How the KBR Rape Verdict Could Undermine Al Franken's Contracting Law
Last week, Jamie Leigh Jones lost her rape case against KBR. That’s bad news for the Minnesota senator’s signature legislative victory.
Following last week's verdict in the Jamie Leigh Jones rape case, is the law Sen. Al Franken (D-Minn.) pushed through Congress in her name now in jeopardy?
Jones' shocking story of being drugged and gang-raped in Iraq by fellow KBR contractors formed the inspiration for the freshman senator's first major legislative victory in October 2009. By a vote of 68 to 30, the Senate approved Franken's measure barring the military from contracting with companies that force their employees to take legal complaints to mandatory arbitration—rather than a civil jury—in cases involving sexual assault. The law would prevent what happened to Jones, who was at first blocked from taking her rape allegations to court because of an arbitration clause in her employment contract with KBR.
After a four-year legal battle, Jones was eventually allowed to present her case to a federal jury, which spent four weeks evaluating her claims. Evidence and testimony during the trial highlighted significant holes in her story, and on Friday, the jury ruled against her, finding that she had not been raped. Now, the verdict has the potential to undermine Franken's signature legislative accomplishment and to significantly set back his efforts to rid the country of unfair arbitration contracts.
"This has never been just about one court case," Franken said in a statement. "Now countless others with similar circumstances will get to have their rightful day in court. No corporation should be able to deny anyone that right."
Some liberal commentators and consumer groups have echoed that sentiment, arguing that the verdict is a victory for the legal system. In the American Prospect, Pema Levy penned an article entitled, "How women won the KBR rape case." She wrote, "While Jones lost her court case, the fact that she got a trial is a win for victims of sexual assault who, like her, had been denied their day in court."
But it's hard to see how bringing—and then losing—a dubious rape case in civil court is a win for victims of sexual assault. If anything, Jones' case, in which she asked the jury to award her $145 million, will make it even more difficult for sexual assault victims to have their claims taken seriously. And it's still an open question as to whether women working as overseas contractors will continue to have access to the civil courts.
That's because Franken's "Jamie Leigh Jones" amendment must be renewed annually as part of the Department of Defense appropriation process. While it passed easily in the Senate in 2009, the amendment was opposed by KBR, other defense contractors and business interests, and the Pentagon. At the time, the 30 GOP senators who voted against the measure were vilified as rape apologists. Now, with Jones' claims in doubt, the amendment may not garner such an outpouring of support the next time around.

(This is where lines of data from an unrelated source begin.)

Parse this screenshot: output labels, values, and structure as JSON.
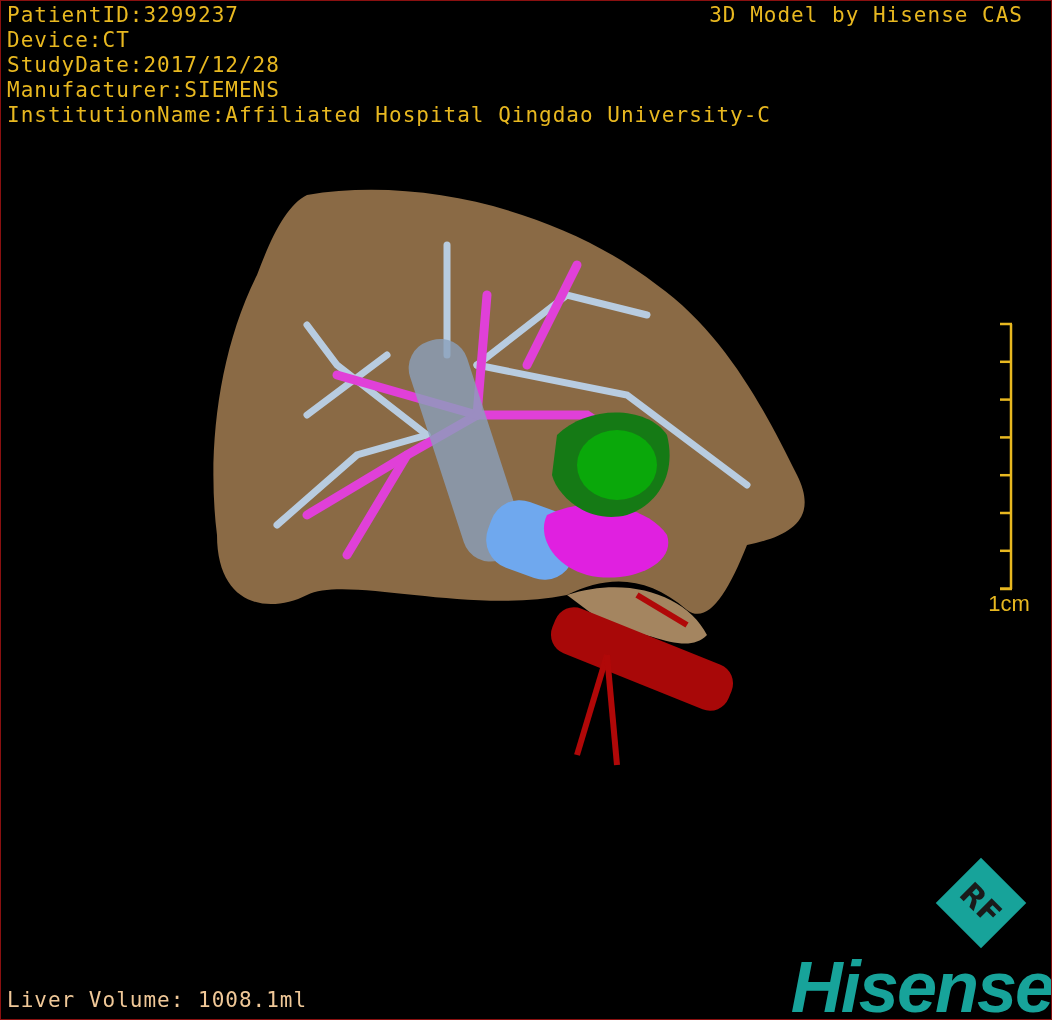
{
  "study_info": [
    "PatientID:3299237",
    "Device:CT",
    "StudyDate:2017/12/28",
    "Manufacturer:SIEMENS",
    "InstitutionName:Affiliated Hospital Qingdao University-C"
  ],
  "credit": "3D Model by Hisense CAS",
  "scale_bar": {
    "label": "1cm"
  },
  "measurement": "Liver Volume: 1008.1ml",
  "logo": {
    "badge": "RF",
    "wordmark": "Hisense"
  }
}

"Laws are best based on general situations based on sound principle, not just what allegedly happened to one person," says Victor Schwartz, a DC lawyer who has worked with the business community to limit the rights of consumers and employees to sue big companies. "If this narrow focus is the predicate for a law, it can fall if the individual's situation turns out to lack merit or truth."
No one from the Department of Defense or the offices of Sens. Jeff Sessions (R-Ala.) or Lindsey Graham (R-S.C.), who both voted against the Franken amendment, responded to requests for comment. But when the amendment does come up for renewal, it’s likely that KBR will highlight the Jones verdict as one reason why the measure should be discarded. After all, the verdict provides no better evidence for what KBR had been arguing all along: that arbitration shields corporations from spending a fortune to defend themselves from frivolous lawsuits. Indeed, a KBR spokeswoman said in an email:
KBR has always thought that the Franken Amendment was misguided and was the result of political grandstanding. Clearly, the Franken Amendment, which was motivated in no small part by Ms. Jones' testimony before Congress, was based on false allegations that even cursory questioning could have revealed as false.
In the end, the Jones case could end up becoming another piece of ammo for the tort reform crowd. Franken's amendment may only be their first target.